What the task requires:
Pull each line containing "JSON" out of the listing below.

Supplied information:
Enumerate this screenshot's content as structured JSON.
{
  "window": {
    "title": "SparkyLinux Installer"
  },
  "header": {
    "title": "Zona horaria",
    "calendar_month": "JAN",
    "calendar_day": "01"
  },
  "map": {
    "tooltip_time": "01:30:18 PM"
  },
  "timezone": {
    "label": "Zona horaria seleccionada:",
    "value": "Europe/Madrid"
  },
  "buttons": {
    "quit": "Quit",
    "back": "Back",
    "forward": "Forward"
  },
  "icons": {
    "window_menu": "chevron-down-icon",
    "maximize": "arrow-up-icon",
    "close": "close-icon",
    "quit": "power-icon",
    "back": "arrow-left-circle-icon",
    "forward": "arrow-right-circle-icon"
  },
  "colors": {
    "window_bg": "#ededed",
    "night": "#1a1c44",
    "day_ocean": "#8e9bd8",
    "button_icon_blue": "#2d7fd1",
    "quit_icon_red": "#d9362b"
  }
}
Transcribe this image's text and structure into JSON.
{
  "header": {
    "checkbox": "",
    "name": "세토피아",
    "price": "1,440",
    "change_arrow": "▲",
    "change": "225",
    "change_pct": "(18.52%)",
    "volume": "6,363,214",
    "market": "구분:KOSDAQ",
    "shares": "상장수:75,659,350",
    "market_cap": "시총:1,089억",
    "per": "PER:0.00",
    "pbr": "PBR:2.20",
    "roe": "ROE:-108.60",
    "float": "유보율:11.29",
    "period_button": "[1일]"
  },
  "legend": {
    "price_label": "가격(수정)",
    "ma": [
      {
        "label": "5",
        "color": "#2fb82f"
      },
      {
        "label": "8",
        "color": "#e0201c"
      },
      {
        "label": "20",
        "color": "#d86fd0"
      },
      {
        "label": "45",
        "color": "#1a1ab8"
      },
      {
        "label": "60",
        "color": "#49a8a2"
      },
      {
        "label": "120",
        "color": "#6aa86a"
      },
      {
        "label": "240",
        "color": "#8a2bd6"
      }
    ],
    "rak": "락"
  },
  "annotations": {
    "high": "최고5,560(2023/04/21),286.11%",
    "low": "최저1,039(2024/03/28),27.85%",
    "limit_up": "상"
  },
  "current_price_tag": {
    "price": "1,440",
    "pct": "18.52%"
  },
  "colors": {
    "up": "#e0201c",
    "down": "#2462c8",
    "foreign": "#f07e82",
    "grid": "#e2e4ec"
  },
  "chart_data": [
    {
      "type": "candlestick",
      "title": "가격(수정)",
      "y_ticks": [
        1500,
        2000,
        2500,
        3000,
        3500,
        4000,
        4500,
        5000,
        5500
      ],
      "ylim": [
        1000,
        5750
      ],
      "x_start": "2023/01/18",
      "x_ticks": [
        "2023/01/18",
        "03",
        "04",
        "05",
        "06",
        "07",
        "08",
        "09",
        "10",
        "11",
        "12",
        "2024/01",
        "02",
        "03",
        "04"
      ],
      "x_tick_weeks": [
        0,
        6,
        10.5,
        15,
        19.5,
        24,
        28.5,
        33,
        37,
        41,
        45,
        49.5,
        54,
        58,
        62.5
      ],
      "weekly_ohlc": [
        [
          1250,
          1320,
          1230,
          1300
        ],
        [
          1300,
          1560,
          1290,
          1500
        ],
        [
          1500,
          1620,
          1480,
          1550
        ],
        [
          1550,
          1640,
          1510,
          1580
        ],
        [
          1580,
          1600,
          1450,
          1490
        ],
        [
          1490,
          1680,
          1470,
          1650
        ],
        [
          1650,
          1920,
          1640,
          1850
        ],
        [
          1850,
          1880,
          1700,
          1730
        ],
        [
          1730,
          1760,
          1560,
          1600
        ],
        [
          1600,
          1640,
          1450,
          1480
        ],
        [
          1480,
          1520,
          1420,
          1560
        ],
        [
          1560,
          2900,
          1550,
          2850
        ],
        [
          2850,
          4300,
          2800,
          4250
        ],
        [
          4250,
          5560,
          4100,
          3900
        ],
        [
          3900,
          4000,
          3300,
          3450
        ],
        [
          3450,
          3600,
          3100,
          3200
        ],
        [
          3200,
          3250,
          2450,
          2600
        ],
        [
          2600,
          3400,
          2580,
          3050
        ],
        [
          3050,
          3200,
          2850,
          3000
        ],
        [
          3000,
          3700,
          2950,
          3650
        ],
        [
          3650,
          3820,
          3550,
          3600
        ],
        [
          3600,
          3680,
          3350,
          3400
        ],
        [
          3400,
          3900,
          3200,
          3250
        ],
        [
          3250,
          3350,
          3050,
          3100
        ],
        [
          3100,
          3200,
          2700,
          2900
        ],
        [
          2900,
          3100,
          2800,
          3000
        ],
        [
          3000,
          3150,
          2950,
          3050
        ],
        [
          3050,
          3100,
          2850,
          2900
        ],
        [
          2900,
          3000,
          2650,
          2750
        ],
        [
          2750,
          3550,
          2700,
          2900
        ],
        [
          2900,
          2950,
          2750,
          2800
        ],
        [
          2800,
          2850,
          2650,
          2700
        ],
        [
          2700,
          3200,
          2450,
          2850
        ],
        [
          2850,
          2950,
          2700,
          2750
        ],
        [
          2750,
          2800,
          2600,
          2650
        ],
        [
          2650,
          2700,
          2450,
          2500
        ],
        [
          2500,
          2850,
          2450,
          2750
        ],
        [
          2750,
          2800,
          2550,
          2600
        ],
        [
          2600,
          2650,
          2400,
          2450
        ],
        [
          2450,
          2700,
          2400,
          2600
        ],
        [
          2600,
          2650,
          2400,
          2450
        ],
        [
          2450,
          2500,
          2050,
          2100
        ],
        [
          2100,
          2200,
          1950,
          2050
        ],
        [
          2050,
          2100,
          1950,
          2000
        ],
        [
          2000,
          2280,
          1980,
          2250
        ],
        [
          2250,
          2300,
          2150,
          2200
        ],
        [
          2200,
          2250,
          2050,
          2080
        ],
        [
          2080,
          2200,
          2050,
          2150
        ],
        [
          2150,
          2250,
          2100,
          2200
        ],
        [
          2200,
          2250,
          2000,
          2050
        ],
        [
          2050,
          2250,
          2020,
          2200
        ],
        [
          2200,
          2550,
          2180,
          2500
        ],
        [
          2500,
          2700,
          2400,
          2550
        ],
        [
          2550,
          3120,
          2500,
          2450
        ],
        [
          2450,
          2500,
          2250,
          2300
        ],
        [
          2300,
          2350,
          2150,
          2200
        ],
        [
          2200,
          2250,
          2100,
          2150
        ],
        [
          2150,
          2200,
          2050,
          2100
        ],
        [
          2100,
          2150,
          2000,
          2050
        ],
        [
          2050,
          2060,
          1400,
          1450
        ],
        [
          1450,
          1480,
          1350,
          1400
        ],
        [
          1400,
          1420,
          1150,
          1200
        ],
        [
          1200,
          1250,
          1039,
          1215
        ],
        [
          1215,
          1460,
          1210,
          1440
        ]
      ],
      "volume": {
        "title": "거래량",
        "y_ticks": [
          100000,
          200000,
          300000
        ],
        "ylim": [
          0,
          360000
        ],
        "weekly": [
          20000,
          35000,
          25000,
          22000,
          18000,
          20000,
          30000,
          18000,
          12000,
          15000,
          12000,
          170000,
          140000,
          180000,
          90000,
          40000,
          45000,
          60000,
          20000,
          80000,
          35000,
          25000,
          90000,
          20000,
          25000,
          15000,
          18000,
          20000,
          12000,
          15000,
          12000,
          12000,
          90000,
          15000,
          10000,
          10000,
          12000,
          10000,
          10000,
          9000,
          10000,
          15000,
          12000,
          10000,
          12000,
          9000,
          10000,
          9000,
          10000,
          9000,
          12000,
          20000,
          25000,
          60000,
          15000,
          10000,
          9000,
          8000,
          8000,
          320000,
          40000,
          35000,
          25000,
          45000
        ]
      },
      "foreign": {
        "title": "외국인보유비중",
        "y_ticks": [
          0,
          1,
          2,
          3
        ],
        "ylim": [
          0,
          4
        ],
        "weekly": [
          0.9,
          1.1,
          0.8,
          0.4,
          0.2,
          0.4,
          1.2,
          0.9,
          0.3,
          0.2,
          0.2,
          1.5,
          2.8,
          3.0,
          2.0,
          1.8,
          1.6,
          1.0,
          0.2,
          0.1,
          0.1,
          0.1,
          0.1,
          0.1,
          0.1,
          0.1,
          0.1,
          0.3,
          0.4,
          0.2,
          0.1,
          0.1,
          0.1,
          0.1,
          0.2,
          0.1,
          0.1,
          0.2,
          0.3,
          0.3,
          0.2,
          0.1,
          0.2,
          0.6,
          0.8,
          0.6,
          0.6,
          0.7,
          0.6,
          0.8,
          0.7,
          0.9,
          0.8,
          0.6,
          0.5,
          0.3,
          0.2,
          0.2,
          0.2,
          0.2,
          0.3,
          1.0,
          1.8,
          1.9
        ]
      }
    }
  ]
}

Result for this exercise:
Enumerate this screenshot's content as structured JSON.
Transcribe this image's text and structure into JSON.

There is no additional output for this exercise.